Action item
From the entries that follow, copy each line containing the word "title".

Segment Start: Data records

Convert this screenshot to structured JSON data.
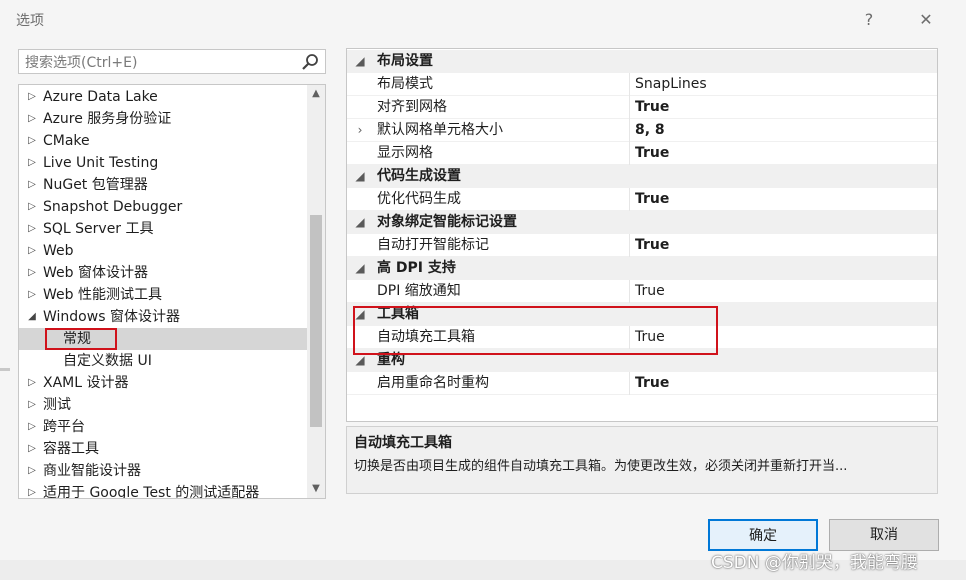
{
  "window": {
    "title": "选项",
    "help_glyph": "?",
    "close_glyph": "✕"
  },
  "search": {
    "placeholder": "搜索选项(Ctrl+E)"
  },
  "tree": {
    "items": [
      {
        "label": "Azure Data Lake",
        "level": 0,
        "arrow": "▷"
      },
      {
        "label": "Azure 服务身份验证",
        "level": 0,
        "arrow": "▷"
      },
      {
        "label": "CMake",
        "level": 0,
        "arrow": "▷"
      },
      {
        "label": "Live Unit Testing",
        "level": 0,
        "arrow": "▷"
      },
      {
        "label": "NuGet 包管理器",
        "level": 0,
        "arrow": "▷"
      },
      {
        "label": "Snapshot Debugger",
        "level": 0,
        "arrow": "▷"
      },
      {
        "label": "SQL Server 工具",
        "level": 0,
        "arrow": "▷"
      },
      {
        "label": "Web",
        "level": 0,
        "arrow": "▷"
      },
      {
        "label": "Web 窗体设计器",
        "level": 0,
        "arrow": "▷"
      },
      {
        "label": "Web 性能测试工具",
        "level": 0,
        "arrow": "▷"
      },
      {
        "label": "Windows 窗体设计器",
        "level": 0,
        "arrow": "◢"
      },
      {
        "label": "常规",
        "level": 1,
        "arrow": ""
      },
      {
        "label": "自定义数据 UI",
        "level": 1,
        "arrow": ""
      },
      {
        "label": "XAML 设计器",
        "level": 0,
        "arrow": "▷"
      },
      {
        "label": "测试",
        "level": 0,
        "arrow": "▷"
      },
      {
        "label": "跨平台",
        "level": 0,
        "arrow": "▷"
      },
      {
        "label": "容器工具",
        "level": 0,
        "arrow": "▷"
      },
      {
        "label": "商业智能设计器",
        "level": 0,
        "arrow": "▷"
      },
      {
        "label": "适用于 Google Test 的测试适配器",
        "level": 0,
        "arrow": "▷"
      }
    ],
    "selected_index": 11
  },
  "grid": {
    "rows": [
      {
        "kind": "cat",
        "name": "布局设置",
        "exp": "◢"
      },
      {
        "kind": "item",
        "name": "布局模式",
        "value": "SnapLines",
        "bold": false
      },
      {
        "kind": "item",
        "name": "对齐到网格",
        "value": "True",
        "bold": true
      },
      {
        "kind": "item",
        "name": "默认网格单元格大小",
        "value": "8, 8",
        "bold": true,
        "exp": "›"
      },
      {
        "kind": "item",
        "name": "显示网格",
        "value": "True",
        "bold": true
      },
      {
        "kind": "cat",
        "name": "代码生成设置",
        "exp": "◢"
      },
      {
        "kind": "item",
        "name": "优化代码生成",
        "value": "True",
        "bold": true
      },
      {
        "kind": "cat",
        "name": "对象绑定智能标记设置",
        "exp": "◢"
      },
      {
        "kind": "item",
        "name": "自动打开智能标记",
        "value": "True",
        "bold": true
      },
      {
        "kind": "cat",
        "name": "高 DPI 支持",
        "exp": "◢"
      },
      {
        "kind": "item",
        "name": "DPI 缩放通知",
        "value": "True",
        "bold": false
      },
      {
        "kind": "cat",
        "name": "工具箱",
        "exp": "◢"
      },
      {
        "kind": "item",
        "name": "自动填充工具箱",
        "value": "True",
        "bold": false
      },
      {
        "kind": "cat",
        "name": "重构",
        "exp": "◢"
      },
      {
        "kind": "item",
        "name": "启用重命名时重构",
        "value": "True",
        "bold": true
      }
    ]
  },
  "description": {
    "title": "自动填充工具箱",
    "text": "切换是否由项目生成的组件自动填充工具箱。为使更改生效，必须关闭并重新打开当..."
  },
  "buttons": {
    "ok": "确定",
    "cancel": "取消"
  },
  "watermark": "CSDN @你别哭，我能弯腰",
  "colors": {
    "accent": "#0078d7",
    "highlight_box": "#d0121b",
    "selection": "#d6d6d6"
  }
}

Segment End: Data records
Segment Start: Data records

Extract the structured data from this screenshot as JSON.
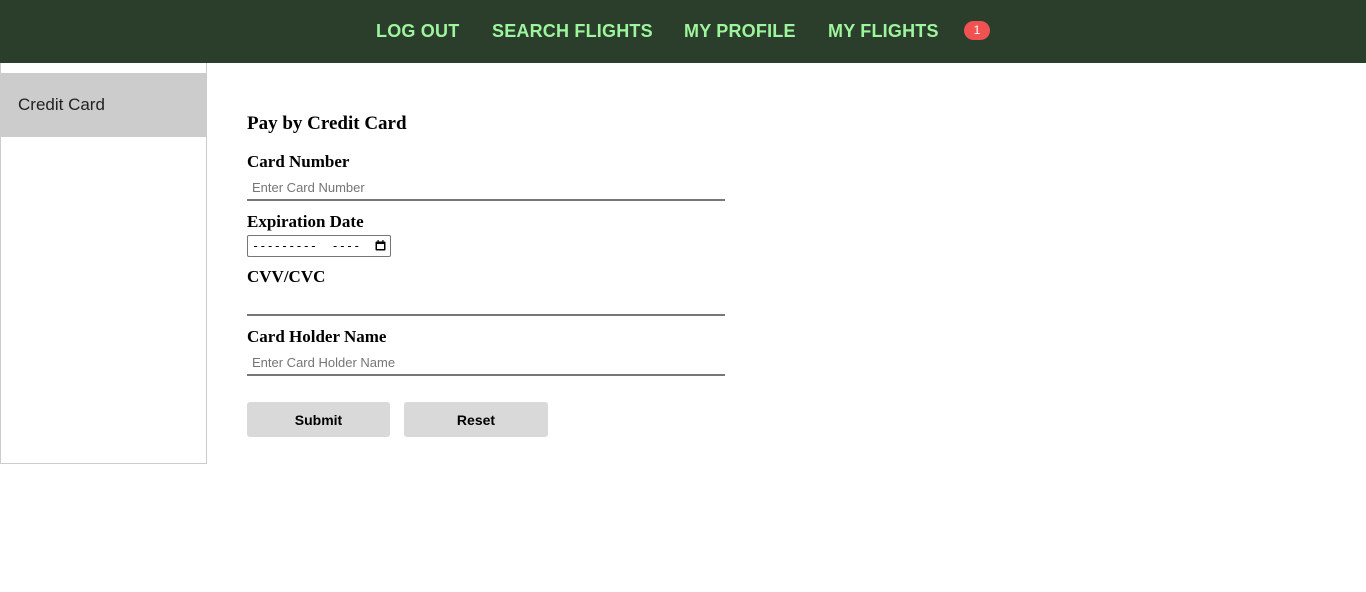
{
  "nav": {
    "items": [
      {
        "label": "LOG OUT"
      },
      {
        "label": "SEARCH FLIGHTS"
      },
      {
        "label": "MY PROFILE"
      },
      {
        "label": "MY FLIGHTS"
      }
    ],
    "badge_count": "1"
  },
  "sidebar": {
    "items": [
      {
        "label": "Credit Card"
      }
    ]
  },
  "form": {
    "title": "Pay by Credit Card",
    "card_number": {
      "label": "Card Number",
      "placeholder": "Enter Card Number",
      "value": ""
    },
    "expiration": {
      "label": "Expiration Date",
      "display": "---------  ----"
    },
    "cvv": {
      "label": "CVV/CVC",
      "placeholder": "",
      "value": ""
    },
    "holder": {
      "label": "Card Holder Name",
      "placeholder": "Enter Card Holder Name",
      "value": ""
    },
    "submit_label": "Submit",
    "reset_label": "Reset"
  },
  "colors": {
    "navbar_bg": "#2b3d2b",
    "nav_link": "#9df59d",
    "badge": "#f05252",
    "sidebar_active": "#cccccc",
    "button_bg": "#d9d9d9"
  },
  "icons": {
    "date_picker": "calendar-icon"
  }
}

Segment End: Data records

Result for this exercise
    "title": "选项",
    "title": "自动填充工具箱",
    "title": "Pay by Credit Card",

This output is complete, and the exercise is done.